Exercise instructions → Omit all pictures and give the records below again exactly as written.

The data →

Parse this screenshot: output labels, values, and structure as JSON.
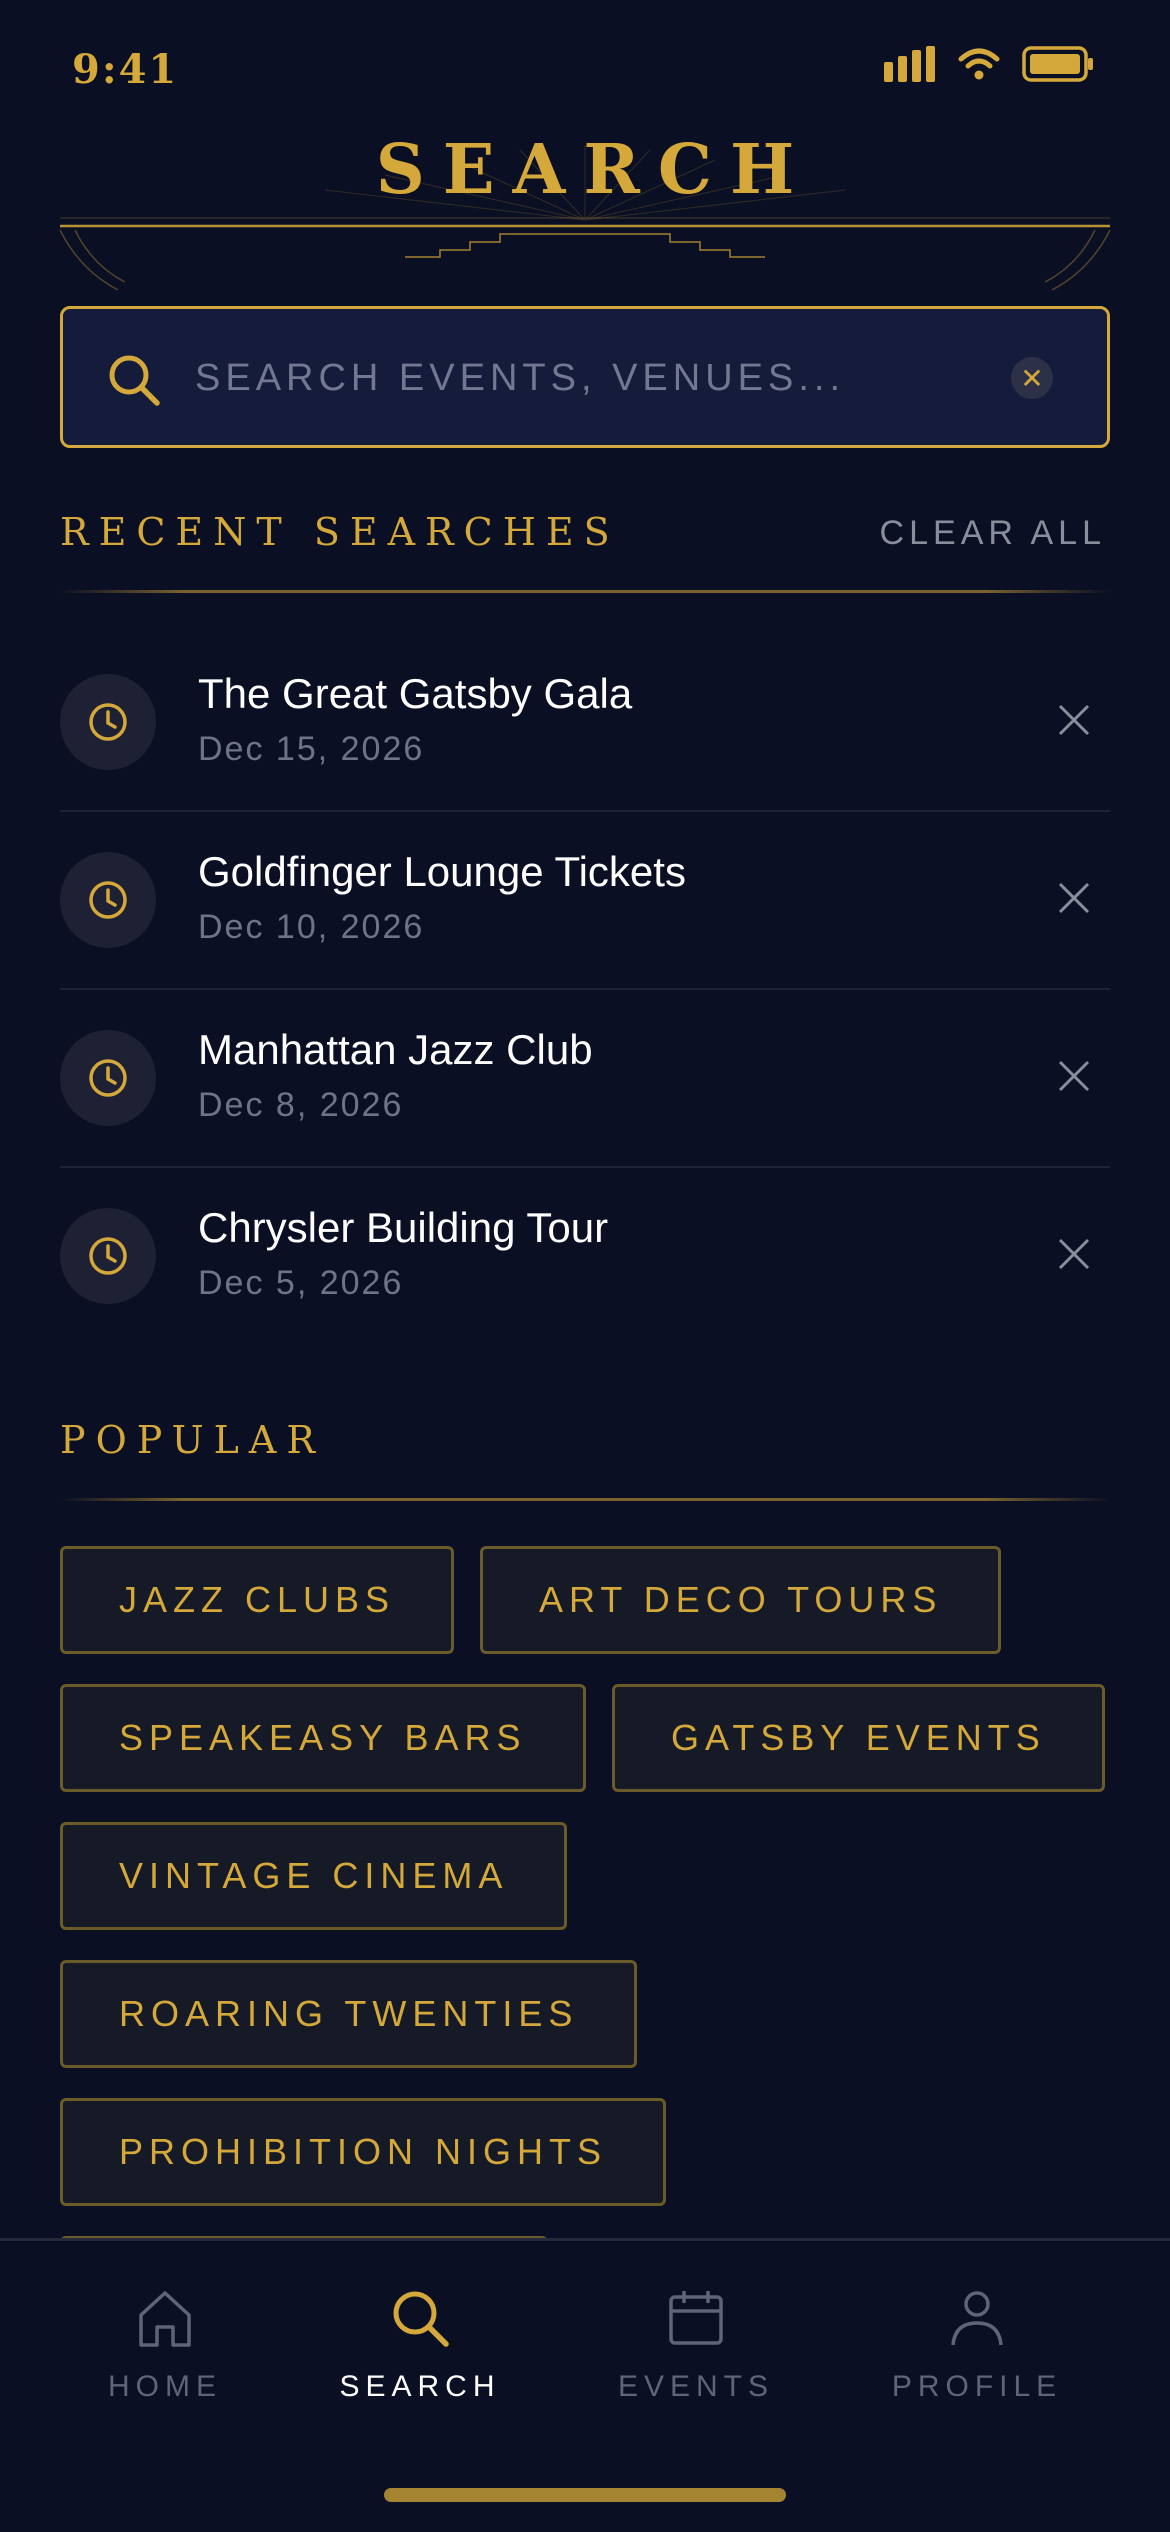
{
  "status_bar": {
    "time": "9:41"
  },
  "header": {
    "title": "SEARCH"
  },
  "search": {
    "placeholder": "SEARCH EVENTS, VENUES...",
    "value": ""
  },
  "recent": {
    "heading": "RECENT SEARCHES",
    "clear_label": "CLEAR ALL",
    "items": [
      {
        "title": "The Great Gatsby Gala",
        "date": "Dec 15, 2026"
      },
      {
        "title": "Goldfinger Lounge Tickets",
        "date": "Dec 10, 2026"
      },
      {
        "title": "Manhattan Jazz Club",
        "date": "Dec 8, 2026"
      },
      {
        "title": "Chrysler Building Tour",
        "date": "Dec 5, 2026"
      }
    ]
  },
  "popular": {
    "heading": "POPULAR",
    "chips": [
      "JAZZ CLUBS",
      "ART DECO TOURS",
      "SPEAKEASY BARS",
      "GATSBY EVENTS",
      "VINTAGE CINEMA",
      "ROARING TWENTIES",
      "PROHIBITION NIGHTS"
    ]
  },
  "tabbar": {
    "tabs": [
      {
        "label": "HOME",
        "icon": "home-icon",
        "active": false
      },
      {
        "label": "SEARCH",
        "icon": "search-icon",
        "active": true
      },
      {
        "label": "EVENTS",
        "icon": "calendar-icon",
        "active": false
      },
      {
        "label": "PROFILE",
        "icon": "user-icon",
        "active": false
      }
    ]
  },
  "colors": {
    "background": "#0b0f23",
    "accent": "#d4a83a",
    "muted": "#6e7387",
    "panel": "#141b3b"
  }
}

Exercise result →
Parse this screenshot: output labels, values, and structure as JSON.
{
  "status_bar": {
    "time": "9:41"
  },
  "header": {
    "title": "SEARCH"
  },
  "search": {
    "placeholder": "SEARCH EVENTS, VENUES...",
    "value": ""
  },
  "recent": {
    "heading": "RECENT SEARCHES",
    "clear_label": "CLEAR ALL",
    "items": [
      {
        "title": "The Great Gatsby Gala",
        "date": "Dec 15, 2026"
      },
      {
        "title": "Goldfinger Lounge Tickets",
        "date": "Dec 10, 2026"
      },
      {
        "title": "Manhattan Jazz Club",
        "date": "Dec 8, 2026"
      },
      {
        "title": "Chrysler Building Tour",
        "date": "Dec 5, 2026"
      }
    ]
  },
  "popular": {
    "heading": "POPULAR",
    "chips": [
      "JAZZ CLUBS",
      "ART DECO TOURS",
      "SPEAKEASY BARS",
      "GATSBY EVENTS",
      "VINTAGE CINEMA",
      "ROARING TWENTIES",
      "PROHIBITION NIGHTS"
    ]
  },
  "tabbar": {
    "tabs": [
      {
        "label": "HOME",
        "icon": "home-icon",
        "active": false
      },
      {
        "label": "SEARCH",
        "icon": "search-icon",
        "active": true
      },
      {
        "label": "EVENTS",
        "icon": "calendar-icon",
        "active": false
      },
      {
        "label": "PROFILE",
        "icon": "user-icon",
        "active": false
      }
    ]
  },
  "colors": {
    "background": "#0b0f23",
    "accent": "#d4a83a",
    "muted": "#6e7387",
    "panel": "#141b3b"
  }
}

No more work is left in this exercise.